The $15 Genome through reduced reagents

A couple of people have asked me about a new publication claiming a $15 genome. The paper seems to suggest that by reducing reagent costs, the cost of sequencing a genome can be dramatically reduced, by a factor of 10 to 100x.

To support this claim the paper suggests that: “SCT has a much thinner reagent layer and unlike flow chips and has no tubing which decreases reagent usage by orders of magnitude. Since the reagent cost accounts for 80-90% of current NGS platforms this decrease in reagent usage of SCT drops the operating costs from about $1000 to about $15 for WGS.”

To support this statement they cite a paper which discusses an academic labs sequencing costs on a Hiseq 4000 [1].

The problem of course, is that the authors don’t have access to Illumina’s cost of goods. They just go by the cost Illumina sell their kits for. And as such you can’t use this in any way to justify that the reagent costs are 90% of the sequencing cost.

I’ve seen this a number of times from researchers. Who imagine that reducing the quantity of reagents used will have a dramatic effect on the cost of sequencing.

The truth is, Illumina likely sell consumables at 90% profit. So, if Illumina are selling a $1000 genome, we already know a $100 genome is possible.

Moreover, there’s a lot more than just reagents in Illumina’s consumables costs. In addition to the raw costs of the reagents among other costs there’s at least: packaging, logistics, and the cost of a nano patterned flow cell.

It’s reasonable to imagine that this nano patterned flowcell is the bulk of Illumina’s consumable costs of goods. And as such using a smaller quantity of reagents likely has minimal effect on costs.

What I did like about the paper is that it provides a potential method for simplifying the fluidics system. A simple, compact sequencing platform which just has to flow a single buffer over the flow cell [2] seems like a neat idea. But I don’t expect it to massive impact costs.

Talking of costs, Dante labs have recently been offering 30x human genomes for 150Euros:

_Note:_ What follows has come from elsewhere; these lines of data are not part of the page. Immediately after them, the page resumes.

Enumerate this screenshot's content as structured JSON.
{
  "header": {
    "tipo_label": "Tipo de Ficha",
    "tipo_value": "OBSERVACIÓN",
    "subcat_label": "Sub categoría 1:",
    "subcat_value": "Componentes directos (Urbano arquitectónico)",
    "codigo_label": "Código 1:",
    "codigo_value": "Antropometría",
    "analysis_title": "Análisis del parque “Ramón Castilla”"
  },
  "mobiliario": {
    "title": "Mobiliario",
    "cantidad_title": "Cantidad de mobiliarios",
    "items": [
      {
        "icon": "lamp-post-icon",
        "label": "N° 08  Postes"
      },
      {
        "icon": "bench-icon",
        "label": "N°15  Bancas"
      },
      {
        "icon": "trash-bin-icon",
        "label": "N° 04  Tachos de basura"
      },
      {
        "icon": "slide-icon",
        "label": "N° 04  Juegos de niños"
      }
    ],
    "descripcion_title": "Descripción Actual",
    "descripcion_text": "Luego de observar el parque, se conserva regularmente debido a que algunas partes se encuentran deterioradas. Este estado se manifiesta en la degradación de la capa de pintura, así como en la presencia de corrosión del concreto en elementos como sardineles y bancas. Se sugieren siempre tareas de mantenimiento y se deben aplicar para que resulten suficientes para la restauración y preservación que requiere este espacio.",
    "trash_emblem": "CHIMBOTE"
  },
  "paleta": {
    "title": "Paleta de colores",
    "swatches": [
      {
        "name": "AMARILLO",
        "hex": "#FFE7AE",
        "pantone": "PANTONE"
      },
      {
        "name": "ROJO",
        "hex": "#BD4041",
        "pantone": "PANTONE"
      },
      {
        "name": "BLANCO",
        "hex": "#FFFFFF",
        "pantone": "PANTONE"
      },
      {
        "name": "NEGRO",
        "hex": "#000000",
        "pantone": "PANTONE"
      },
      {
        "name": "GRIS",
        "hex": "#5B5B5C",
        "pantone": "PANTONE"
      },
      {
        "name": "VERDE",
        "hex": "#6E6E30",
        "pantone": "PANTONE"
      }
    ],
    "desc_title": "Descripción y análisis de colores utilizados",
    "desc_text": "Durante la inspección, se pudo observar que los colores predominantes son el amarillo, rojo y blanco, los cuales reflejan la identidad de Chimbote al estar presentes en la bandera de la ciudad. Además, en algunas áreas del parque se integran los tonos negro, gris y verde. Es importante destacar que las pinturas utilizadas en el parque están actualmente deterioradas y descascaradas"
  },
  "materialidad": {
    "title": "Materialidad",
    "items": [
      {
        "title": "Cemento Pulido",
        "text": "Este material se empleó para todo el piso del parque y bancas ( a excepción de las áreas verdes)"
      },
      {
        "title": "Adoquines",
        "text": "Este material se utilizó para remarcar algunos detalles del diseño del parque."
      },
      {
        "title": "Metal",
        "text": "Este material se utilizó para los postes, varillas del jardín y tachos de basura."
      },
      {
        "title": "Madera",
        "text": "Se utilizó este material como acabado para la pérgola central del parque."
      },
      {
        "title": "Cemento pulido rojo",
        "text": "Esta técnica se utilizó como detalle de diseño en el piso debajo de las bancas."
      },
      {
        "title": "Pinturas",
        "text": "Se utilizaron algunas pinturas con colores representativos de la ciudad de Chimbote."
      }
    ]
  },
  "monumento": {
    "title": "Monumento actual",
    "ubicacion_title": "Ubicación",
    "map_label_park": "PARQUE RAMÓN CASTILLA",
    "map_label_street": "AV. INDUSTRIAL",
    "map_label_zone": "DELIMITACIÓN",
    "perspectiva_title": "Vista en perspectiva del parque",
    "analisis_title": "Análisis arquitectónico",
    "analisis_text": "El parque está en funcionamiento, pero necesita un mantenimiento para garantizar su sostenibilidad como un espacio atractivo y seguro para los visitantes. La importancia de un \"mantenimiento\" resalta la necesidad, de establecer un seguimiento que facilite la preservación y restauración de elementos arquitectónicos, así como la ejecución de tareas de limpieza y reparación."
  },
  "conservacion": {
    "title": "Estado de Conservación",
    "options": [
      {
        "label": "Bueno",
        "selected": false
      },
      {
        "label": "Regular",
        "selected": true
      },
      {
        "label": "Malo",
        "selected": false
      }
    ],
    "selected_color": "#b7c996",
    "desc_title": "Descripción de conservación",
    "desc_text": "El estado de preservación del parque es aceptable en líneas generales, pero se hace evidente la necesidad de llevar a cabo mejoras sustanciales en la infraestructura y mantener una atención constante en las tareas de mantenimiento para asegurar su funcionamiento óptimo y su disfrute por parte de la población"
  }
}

Some have suggested that Dante sell their sequencing at a loss, and make up for it elsewhere… however I suspect the answer is that Dante uses MGI sequencing which they can get far cheaper than Illumina.

Dante don’t specify the technology used, but data quality metrics they’ve previously presented looked very similar to MGIs current offerings. Illumina have blocked the sale of MGI instruments in the US, and filed suits against them in the EU. This may in part explain why Dante are somewhat vague about who exactly is supplying their sequencing services.


[1] Some relevant quotes from this paper:

“When cost data were only available for a kit as a whole, kit costs were apportioned equally across all items in the kit.”

“The most expensive item was the HiSeq 4000 sequencing machine (Illumina), which cost £474,373, with an annual maintenance cost of £55,641. This sequencing system requires two consumable kits (a HiSeq 3000/4000 Sequencing by Synthesis [SBS] Kit costing £4207 and a HiSeq 3000/4000 Paired End [PE] Cluster Kit costing £2597), with half of each kit required per case.”

[2] They say not a flow cell but…